5. The expense of data scientists and processing forces companies to buy cheap data without a sanity check

The abundance of information has created a new breed of scientist and managed services companies who charge businesses a fortune to collect, process and render information for competitive benefits. Few companies can afford to do this and, if they can, it is a time consuming process. Businesses can take a shorter route to obtain this information by buying in data but in the process they usually forget to undertake a sanity check on the source of the information.

6. Inconsistent and loosely coupled data privacy laws create loopholes for data breaches

In practical terms, despite many regulatory bodies, there are no consistent worldwide data privacy and protection laws. For example, Google, Microsoft and many other big companies currently have issues with the European Commission under EU data privacy laws, however, these same companies are running their business in the rest of the world using the same data privacy policies. As another example, in the USA every breach made to an organisation’s system must be reported to the authorities and be made public whereas in countries like India this is not mandatory. In other words, inconsistent laws around the globe mean that companies can be tempted to either obtain or block competitive data from different parts of the world.

Overall, the main reasons for big data privacy breaches are the continuous advance of technology (hacking); a lack of consistent laws internationally; the inability to extract and contextualise big data or to find a way to monetise data collected via free services.
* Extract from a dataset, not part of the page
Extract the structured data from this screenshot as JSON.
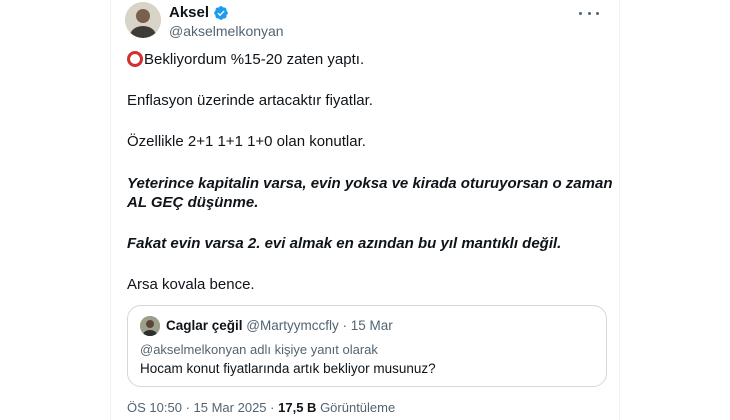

In this open source, crowd funded and cloud storage era I don’t think that the situation is going to improve very soon. Closing the loop, for all the above reasons, is tough and, for the same reasons, I and many others are forced to accept that data is the new oil, causing mayhem everywhere, from Wall Street to top websites, from the banking industry to public services.